START Record extracts

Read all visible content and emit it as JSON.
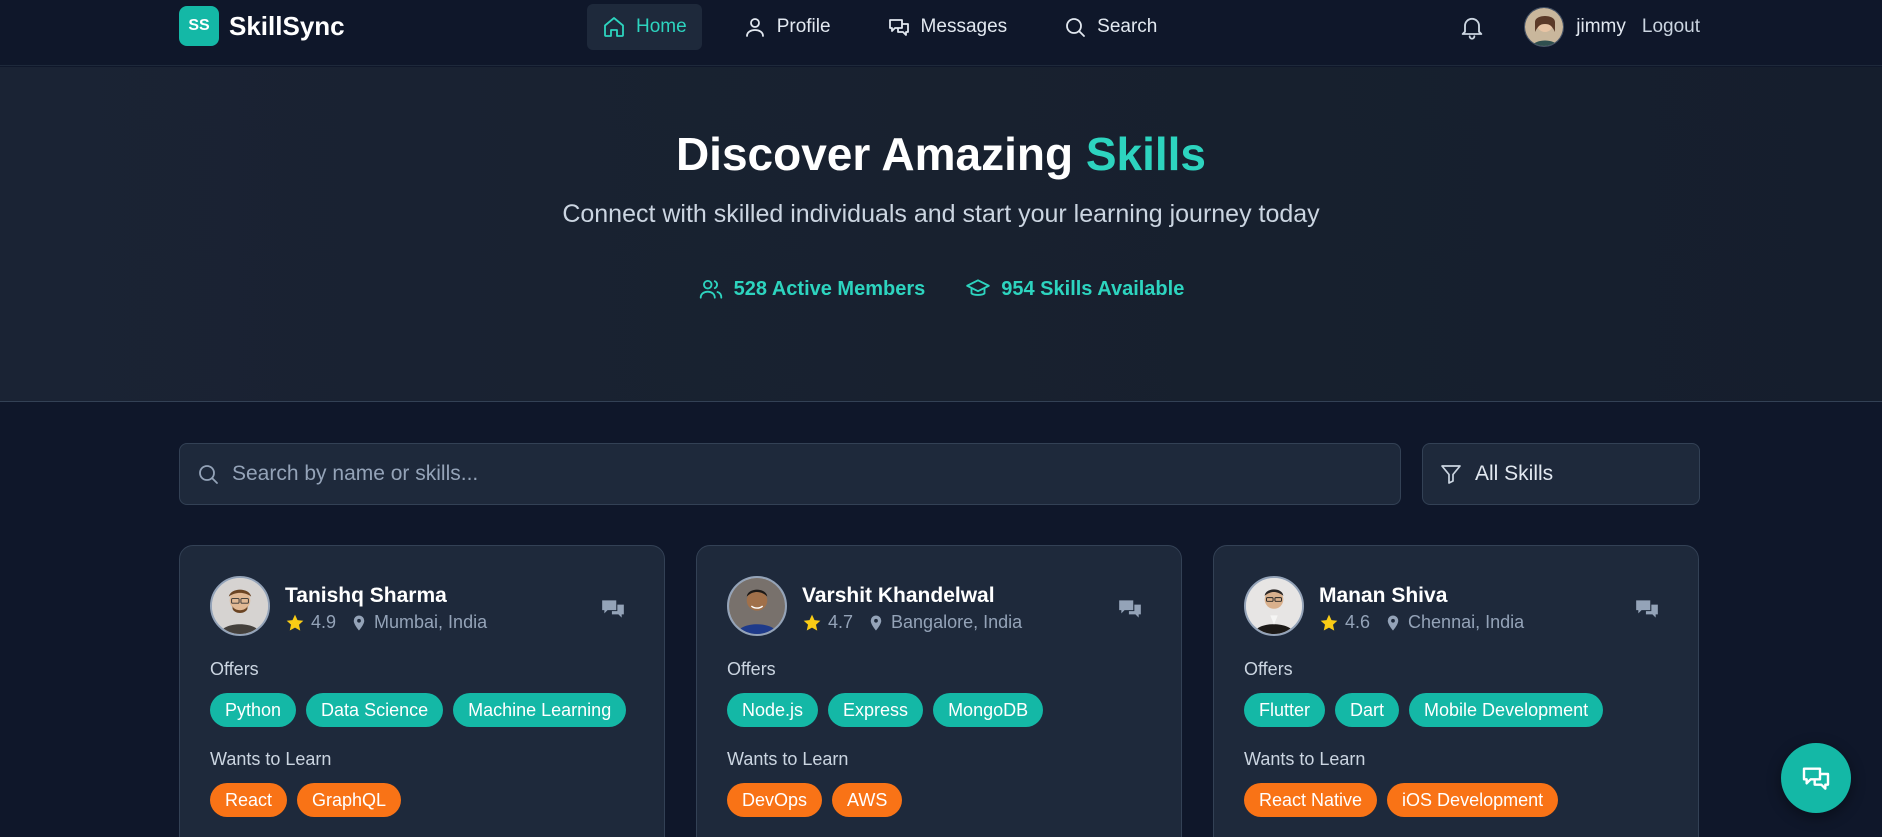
{
  "brand": {
    "logo": "SS",
    "name": "SkillSync"
  },
  "nav": [
    {
      "label": "Home",
      "icon": "home-icon",
      "active": true
    },
    {
      "label": "Profile",
      "icon": "user-icon",
      "active": false
    },
    {
      "label": "Messages",
      "icon": "messages-icon",
      "active": false
    },
    {
      "label": "Search",
      "icon": "search-icon",
      "active": false
    }
  ],
  "user": {
    "name": "jimmy",
    "logout": "Logout"
  },
  "hero": {
    "title_main": "Discover Amazing ",
    "title_accent": "Skills",
    "subtitle": "Connect with skilled individuals and start your learning journey today",
    "stats": [
      {
        "icon": "users-icon",
        "text": "528 Active Members"
      },
      {
        "icon": "graduation-cap-icon",
        "text": "954 Skills Available"
      }
    ]
  },
  "search": {
    "placeholder": "Search by name or skills...",
    "filter_label": "All Skills"
  },
  "cards": [
    {
      "name": "Tanishq Sharma",
      "rating": "4.9",
      "location": "Mumbai, India",
      "offers_label": "Offers",
      "offers": [
        "Python",
        "Data Science",
        "Machine Learning"
      ],
      "learn_label": "Wants to Learn",
      "learn": [
        "React",
        "GraphQL"
      ]
    },
    {
      "name": "Varshit Khandelwal",
      "rating": "4.7",
      "location": "Bangalore, India",
      "offers_label": "Offers",
      "offers": [
        "Node.js",
        "Express",
        "MongoDB"
      ],
      "learn_label": "Wants to Learn",
      "learn": [
        "DevOps",
        "AWS"
      ]
    },
    {
      "name": "Manan Shiva",
      "rating": "4.6",
      "location": "Chennai, India",
      "offers_label": "Offers",
      "offers": [
        "Flutter",
        "Dart",
        "Mobile Development"
      ],
      "learn_label": "Wants to Learn",
      "learn": [
        "React Native",
        "iOS Development"
      ]
    }
  ],
  "colors": {
    "accent": "#14b8a6",
    "accent_text": "#2dd4bf",
    "learn": "#f97316",
    "background": "#0f172a",
    "card": "#1e293b"
  }
}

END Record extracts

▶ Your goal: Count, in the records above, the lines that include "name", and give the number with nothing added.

▶ Reply: 6